In the calendar of WCFCB which runs from April 1 to March 31 of the following year, assessments are supposed to be paid as soon as possible but not later than 30 days after receiving notification from the Commissioner. The Commissioner notifies employers of the assessment due to WCFCB between April and May of each calendar year.
It goes without saying that paying assessments means complying with the law but perhaps the critical question we must reflect on is what is the purpose of these assessments if they are not just another form of tax? Assessments play a critical role in the establishment of a robust social security system for protection of workers and their families against poverty and destitution attributed, in part, to loss of earning capacity as a result of employment activity.
Various stakeholders have expressed concern on the level of compensation packages awarded to eligible workers hence the current process running to amend the Workers’ Compensation Act. But it becomes necessary for this article to bring out another critically important aspect to the creation of a robust protection system to fight poverty and destitution.
Yielding positive solutions to our current problems of inadequate benefits is highly dependent on the payment of assessments to the central fund, without coercion or any form of intervention, by those who are entrusted with the responsibility to make financial contributions to WCFCB.
Our experience has shown that as thousands of employers are submitting statements of workers’ earnings for the year which commenced on April 1, 2016 for determination of assessments due to WCFCB, several others are waiting for WCFCB to coerce them to comply with the law.
WCFCB will have to issue warning messages, enter into agreements and even prosecute some employers to compel them to pay assessments into the fund for administration of the workers compensation scheme.
Failure to pay assessments which constitute the primary source of revenue, the other being return on investment of surplus income for WCFCB to provide critical services such as income replacements, health care and other rehabilitation services to enable injured workers participate in social and economic activities without discrimination on the basis of disability, deprives the central fund of income needed to execute its mandate.
Such actions by some employers are detrimental to the creation of a just and properly functioning society.
Readers may wish to know that modern business enterprises are shifting attention from concentrating on business for profit to business for the good of society and its people, hence the development of corporate social responsibility theories to support business.
That is why it is critically important for any normally functioning business house to take care of the environment and the people who provide the resources for production of goods or services which sustain the business.
Business houses need to care for people including workers by ensuring that their lives are well protected should they contract diseases or injuries as a result of employment activities. It becomes necessary for business houses to be more altruistic in approaching the issue of paying assessments to WCFCB beyond just legal compliance, if we are going to create an inclusive and just society.
Remember, thousands of people depend for their livelihood on what the central fund at WCFCB is able to provide for them and their families in critical times when they are no longer able to earn income as a result of disability.

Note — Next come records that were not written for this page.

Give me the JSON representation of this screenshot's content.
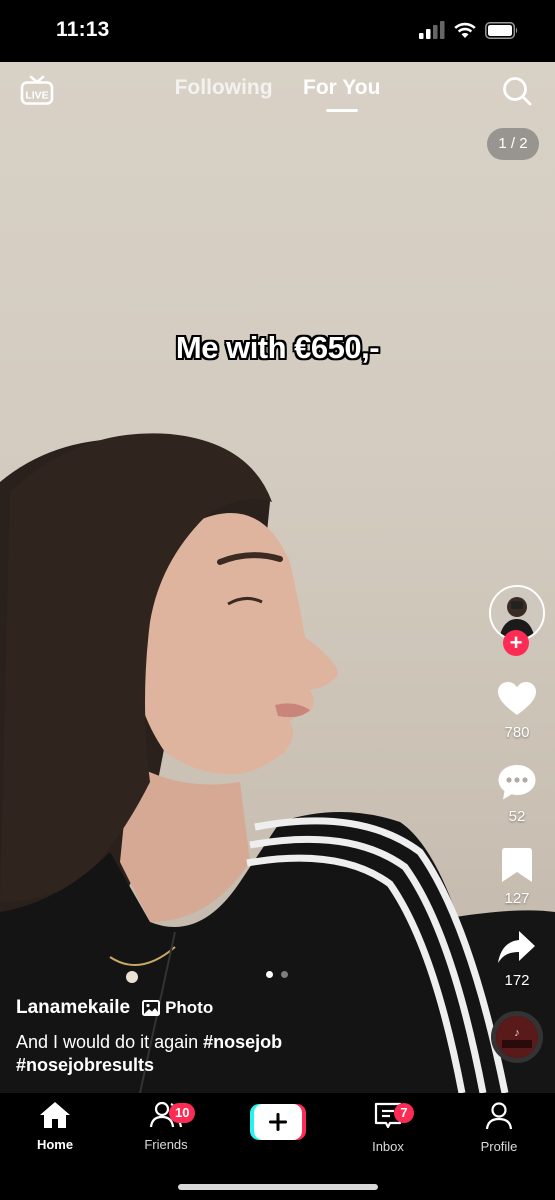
{
  "status_bar": {
    "time": "11:13"
  },
  "top_nav": {
    "live_label": "LIVE",
    "tabs": [
      {
        "label": "Following"
      },
      {
        "label": "For You"
      }
    ],
    "active_tab": "For You",
    "page_counter": "1 / 2"
  },
  "overlay_caption": "Me with €650,-",
  "actions": {
    "likes": "780",
    "comments": "52",
    "saves": "127",
    "shares": "172"
  },
  "carousel": {
    "current": 1,
    "total": 2
  },
  "post": {
    "username": "Lanamekaile",
    "type_label": "Photo",
    "description": "And I would do it again",
    "hashtags": [
      "#nosejob",
      "#nosejobresults"
    ]
  },
  "bottom_nav": {
    "items": [
      {
        "label": "Home",
        "badge": ""
      },
      {
        "label": "Friends",
        "badge": "10"
      },
      {
        "label": "",
        "badge": ""
      },
      {
        "label": "Inbox",
        "badge": "7"
      },
      {
        "label": "Profile",
        "badge": ""
      }
    ]
  },
  "colors": {
    "accent_red": "#fe2c55",
    "accent_cyan": "#25f4ee",
    "background": "#000000"
  }
}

Your actions or the lack of it makes positive or negative contributions to these people who form part of the society in which we live, and our actions now and the future will be judged by this same society in which we live.
The author is head- communications and customer services at Workers’ Compensation Fund Control Board
Tel: 0212621283